What to produce: Repeat the entire listing exactly. Omit all pictures.

Records shown:
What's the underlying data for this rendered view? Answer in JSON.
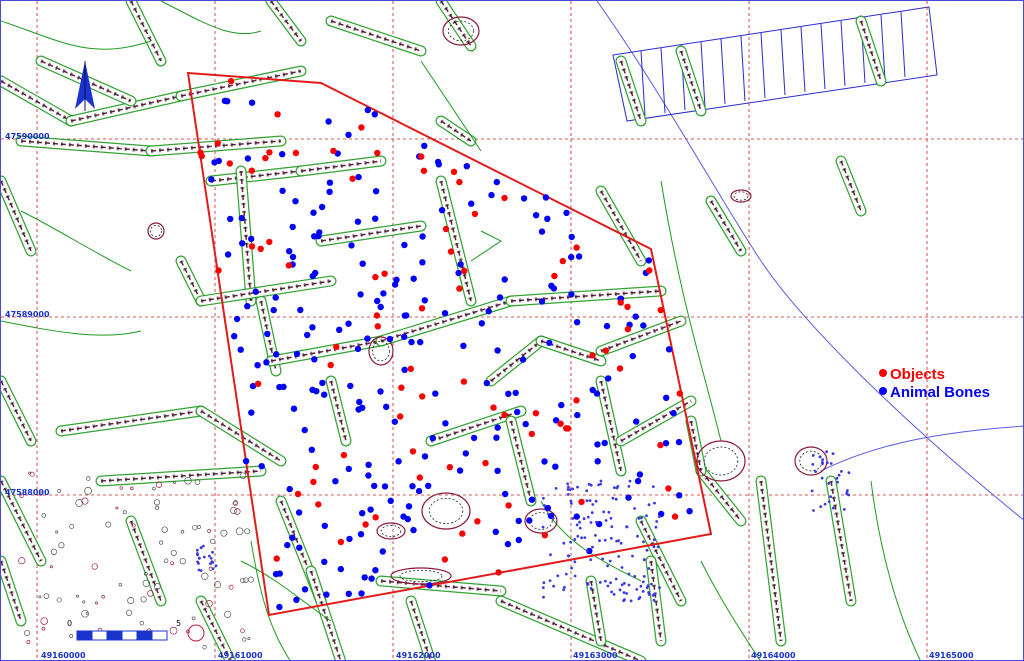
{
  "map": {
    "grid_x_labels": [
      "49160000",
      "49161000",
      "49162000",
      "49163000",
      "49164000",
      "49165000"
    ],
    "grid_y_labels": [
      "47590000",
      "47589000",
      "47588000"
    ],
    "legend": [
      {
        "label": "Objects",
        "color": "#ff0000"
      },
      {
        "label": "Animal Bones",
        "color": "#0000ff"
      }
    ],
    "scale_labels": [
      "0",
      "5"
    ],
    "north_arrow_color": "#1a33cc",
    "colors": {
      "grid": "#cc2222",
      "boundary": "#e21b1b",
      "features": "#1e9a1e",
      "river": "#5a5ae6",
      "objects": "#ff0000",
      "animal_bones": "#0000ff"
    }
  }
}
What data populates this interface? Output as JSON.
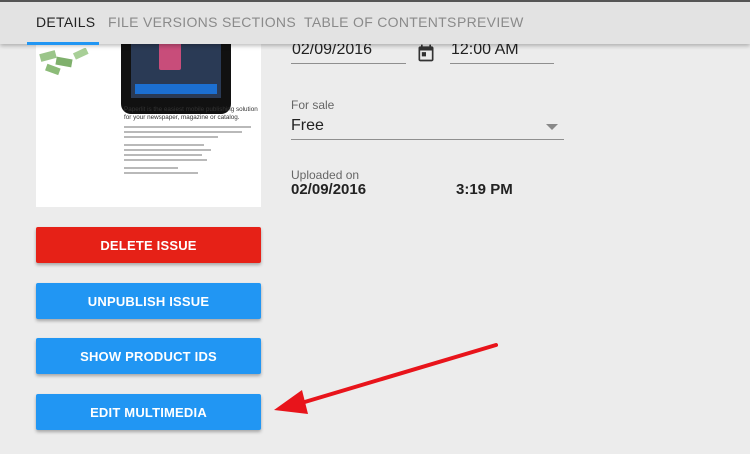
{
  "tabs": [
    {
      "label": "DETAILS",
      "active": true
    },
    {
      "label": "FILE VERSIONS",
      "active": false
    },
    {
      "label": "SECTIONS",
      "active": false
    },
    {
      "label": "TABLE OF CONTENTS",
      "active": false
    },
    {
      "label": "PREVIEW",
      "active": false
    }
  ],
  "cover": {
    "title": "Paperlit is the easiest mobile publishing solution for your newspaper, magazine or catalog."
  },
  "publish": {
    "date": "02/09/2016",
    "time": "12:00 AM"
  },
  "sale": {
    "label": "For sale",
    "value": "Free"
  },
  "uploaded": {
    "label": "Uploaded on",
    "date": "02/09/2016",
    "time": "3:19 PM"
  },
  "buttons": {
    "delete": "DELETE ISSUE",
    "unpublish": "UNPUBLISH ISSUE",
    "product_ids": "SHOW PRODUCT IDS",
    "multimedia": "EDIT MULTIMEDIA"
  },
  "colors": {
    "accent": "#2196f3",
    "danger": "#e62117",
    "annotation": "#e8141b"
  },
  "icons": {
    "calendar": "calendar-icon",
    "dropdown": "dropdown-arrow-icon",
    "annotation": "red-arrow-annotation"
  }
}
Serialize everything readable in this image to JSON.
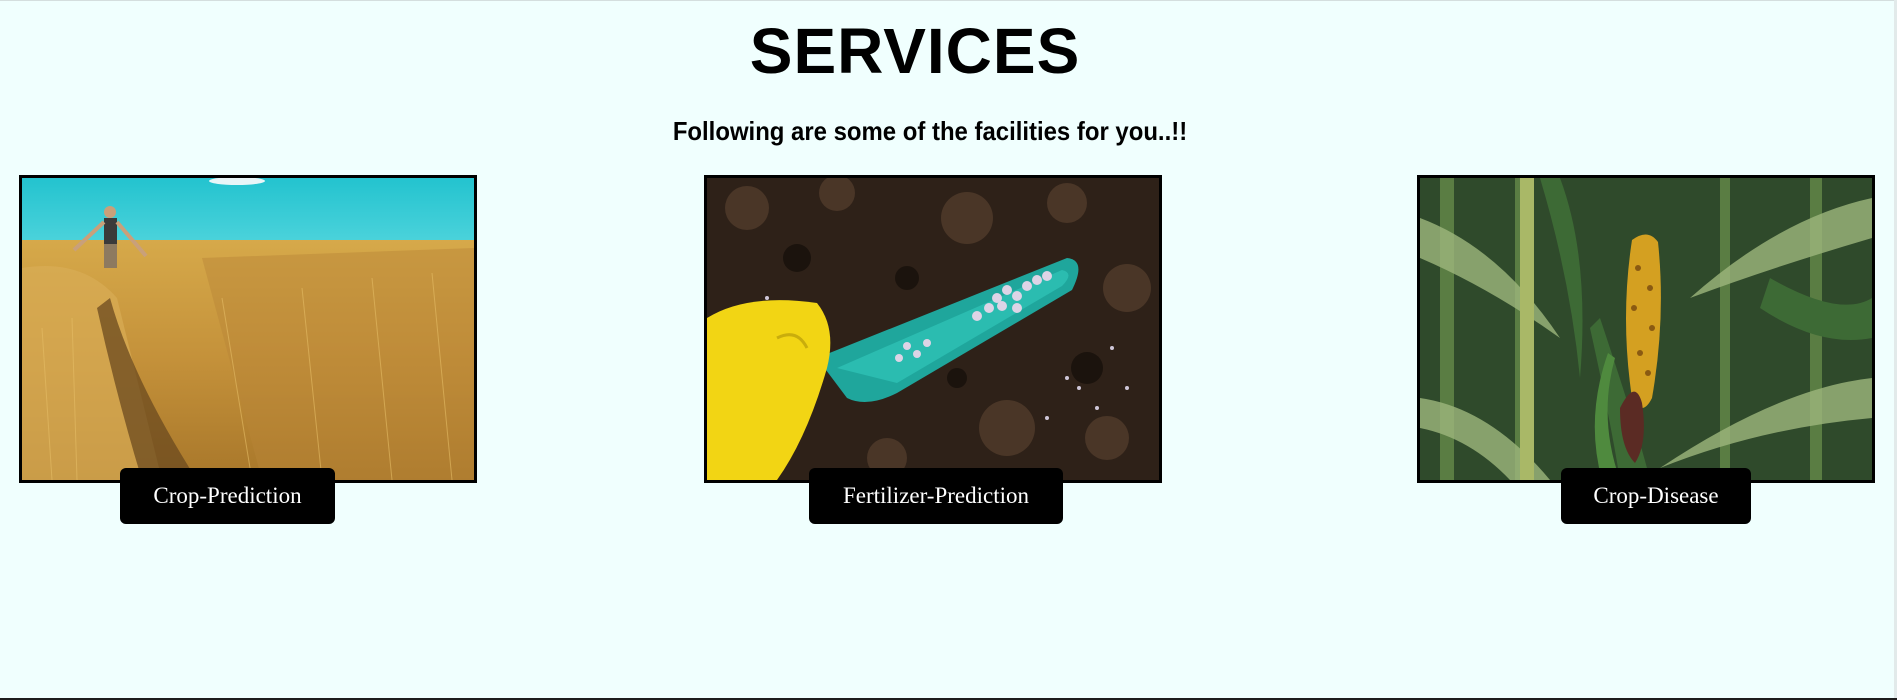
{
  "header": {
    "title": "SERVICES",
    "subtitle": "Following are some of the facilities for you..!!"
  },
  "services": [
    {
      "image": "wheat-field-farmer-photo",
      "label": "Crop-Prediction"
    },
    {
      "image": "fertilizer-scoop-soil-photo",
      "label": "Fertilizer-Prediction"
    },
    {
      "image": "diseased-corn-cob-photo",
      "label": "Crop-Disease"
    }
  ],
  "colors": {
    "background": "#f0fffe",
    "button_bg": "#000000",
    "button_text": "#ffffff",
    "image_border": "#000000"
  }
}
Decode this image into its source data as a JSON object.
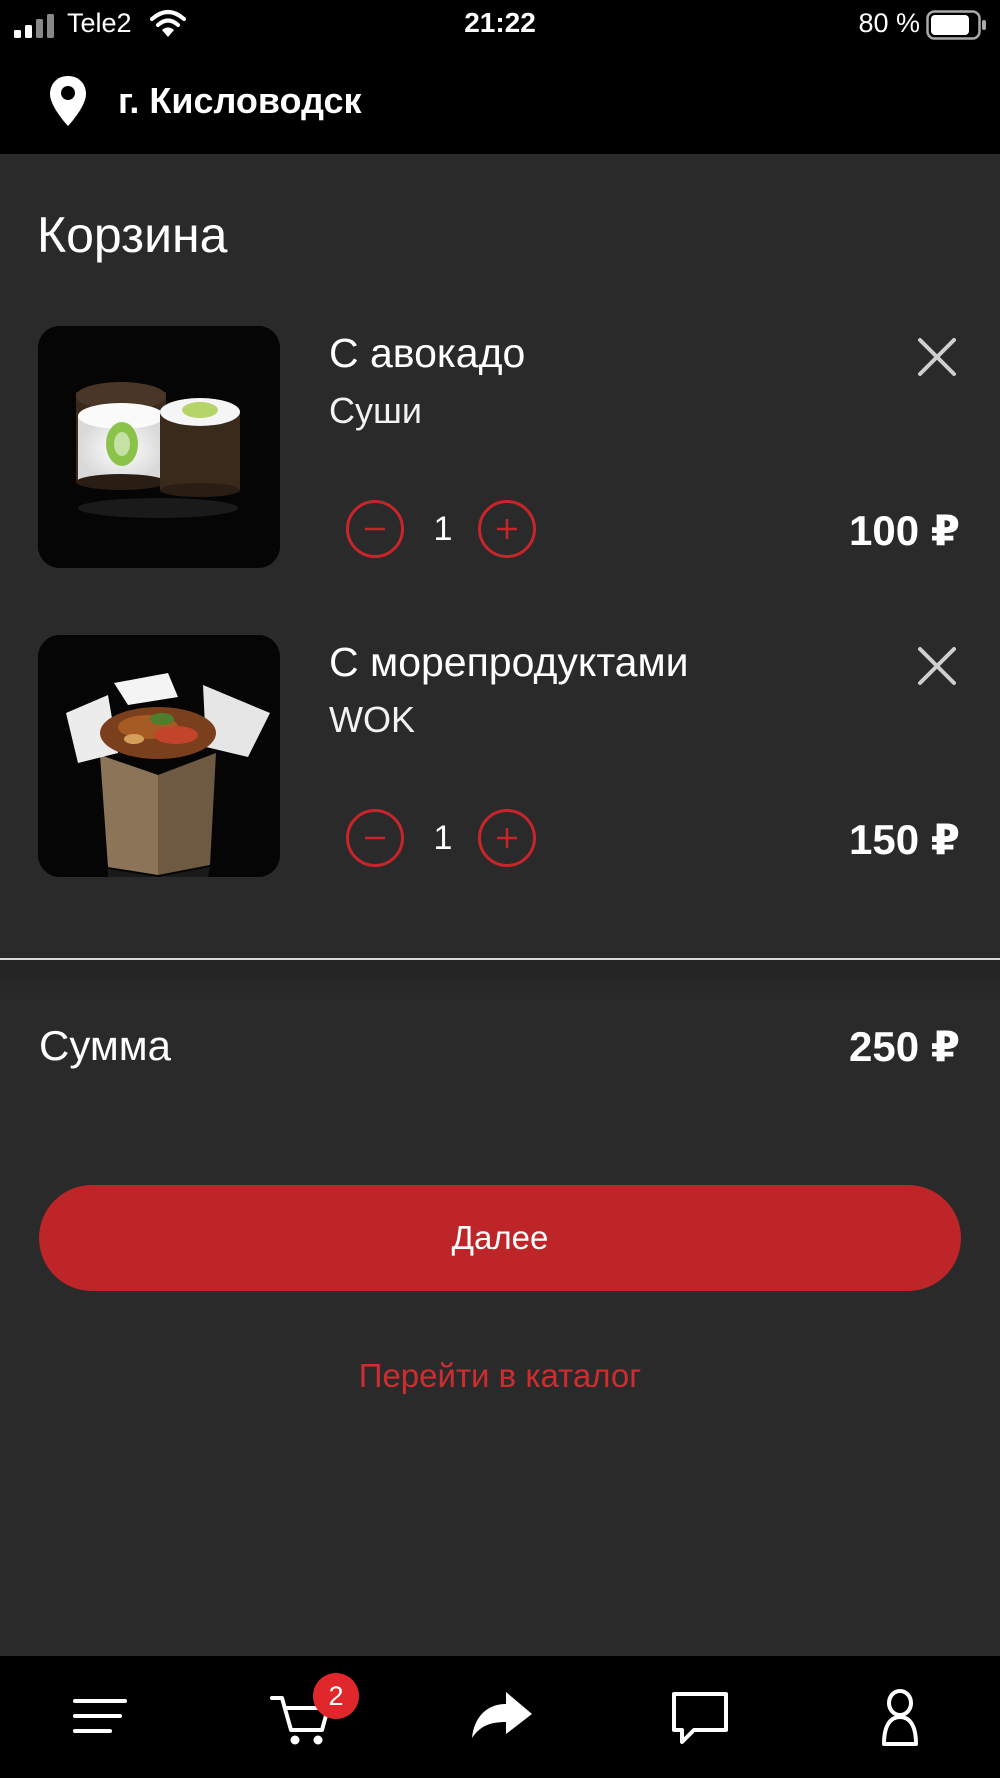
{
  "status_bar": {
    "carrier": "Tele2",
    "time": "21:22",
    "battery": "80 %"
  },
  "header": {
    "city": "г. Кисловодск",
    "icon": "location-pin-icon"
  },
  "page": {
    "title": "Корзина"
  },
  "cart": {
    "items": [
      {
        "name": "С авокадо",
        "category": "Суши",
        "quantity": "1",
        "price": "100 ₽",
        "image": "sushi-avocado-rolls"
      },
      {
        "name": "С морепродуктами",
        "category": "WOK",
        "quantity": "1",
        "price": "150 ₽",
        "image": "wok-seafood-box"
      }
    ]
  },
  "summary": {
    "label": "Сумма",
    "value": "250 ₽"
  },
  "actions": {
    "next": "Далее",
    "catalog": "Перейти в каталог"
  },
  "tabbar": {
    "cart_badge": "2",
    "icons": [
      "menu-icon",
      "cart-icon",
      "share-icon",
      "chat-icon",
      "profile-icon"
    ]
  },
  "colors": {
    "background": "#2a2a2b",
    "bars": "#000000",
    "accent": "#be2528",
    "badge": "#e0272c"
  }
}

Task response:
What's the underlying data for this rendered view? Answer in JSON.
{
  "map": {
    "grid_x_labels": [
      "49160000",
      "49161000",
      "49162000",
      "49163000",
      "49164000",
      "49165000"
    ],
    "grid_y_labels": [
      "47590000",
      "47589000",
      "47588000"
    ],
    "legend": [
      {
        "label": "Objects",
        "color": "#ff0000"
      },
      {
        "label": "Animal Bones",
        "color": "#0000ff"
      }
    ],
    "scale_labels": [
      "0",
      "5"
    ],
    "north_arrow_color": "#1a33cc",
    "colors": {
      "grid": "#cc2222",
      "boundary": "#e21b1b",
      "features": "#1e9a1e",
      "river": "#5a5ae6",
      "objects": "#ff0000",
      "animal_bones": "#0000ff"
    }
  }
}
What data populates this interface? Output as JSON.
{
  "tabs": [
    {
      "label": "DETAILS",
      "active": true
    },
    {
      "label": "FILE VERSIONS",
      "active": false
    },
    {
      "label": "SECTIONS",
      "active": false
    },
    {
      "label": "TABLE OF CONTENTS",
      "active": false
    },
    {
      "label": "PREVIEW",
      "active": false
    }
  ],
  "cover": {
    "title": "Paperlit is the easiest mobile publishing solution for your newspaper, magazine or catalog."
  },
  "publish": {
    "date": "02/09/2016",
    "time": "12:00 AM"
  },
  "sale": {
    "label": "For sale",
    "value": "Free"
  },
  "uploaded": {
    "label": "Uploaded on",
    "date": "02/09/2016",
    "time": "3:19 PM"
  },
  "buttons": {
    "delete": "DELETE ISSUE",
    "unpublish": "UNPUBLISH ISSUE",
    "product_ids": "SHOW PRODUCT IDS",
    "multimedia": "EDIT MULTIMEDIA"
  },
  "colors": {
    "accent": "#2196f3",
    "danger": "#e62117",
    "annotation": "#e8141b"
  },
  "icons": {
    "calendar": "calendar-icon",
    "dropdown": "dropdown-arrow-icon",
    "annotation": "red-arrow-annotation"
  }
}
Serialize everything readable in this image to JSON.
{
  "header": {
    "title": "SERVICES",
    "subtitle": "Following are some of the facilities for you..!!"
  },
  "services": [
    {
      "image": "wheat-field-farmer-photo",
      "label": "Crop-Prediction"
    },
    {
      "image": "fertilizer-scoop-soil-photo",
      "label": "Fertilizer-Prediction"
    },
    {
      "image": "diseased-corn-cob-photo",
      "label": "Crop-Disease"
    }
  ],
  "colors": {
    "background": "#f0fffe",
    "button_bg": "#000000",
    "button_text": "#ffffff",
    "image_border": "#000000"
  }
}
Decode this image into its source data as a JSON object.
{
  "status_bar": {
    "carrier": "Tele2",
    "time": "21:22",
    "battery": "80 %"
  },
  "header": {
    "city": "г. Кисловодск",
    "icon": "location-pin-icon"
  },
  "page": {
    "title": "Корзина"
  },
  "cart": {
    "items": [
      {
        "name": "С авокадо",
        "category": "Суши",
        "quantity": "1",
        "price": "100 ₽",
        "image": "sushi-avocado-rolls"
      },
      {
        "name": "С морепродуктами",
        "category": "WOK",
        "quantity": "1",
        "price": "150 ₽",
        "image": "wok-seafood-box"
      }
    ]
  },
  "summary": {
    "label": "Сумма",
    "value": "250 ₽"
  },
  "actions": {
    "next": "Далее",
    "catalog": "Перейти в каталог"
  },
  "tabbar": {
    "cart_badge": "2",
    "icons": [
      "menu-icon",
      "cart-icon",
      "share-icon",
      "chat-icon",
      "profile-icon"
    ]
  },
  "colors": {
    "background": "#2a2a2b",
    "bars": "#000000",
    "accent": "#be2528",
    "badge": "#e0272c"
  }
}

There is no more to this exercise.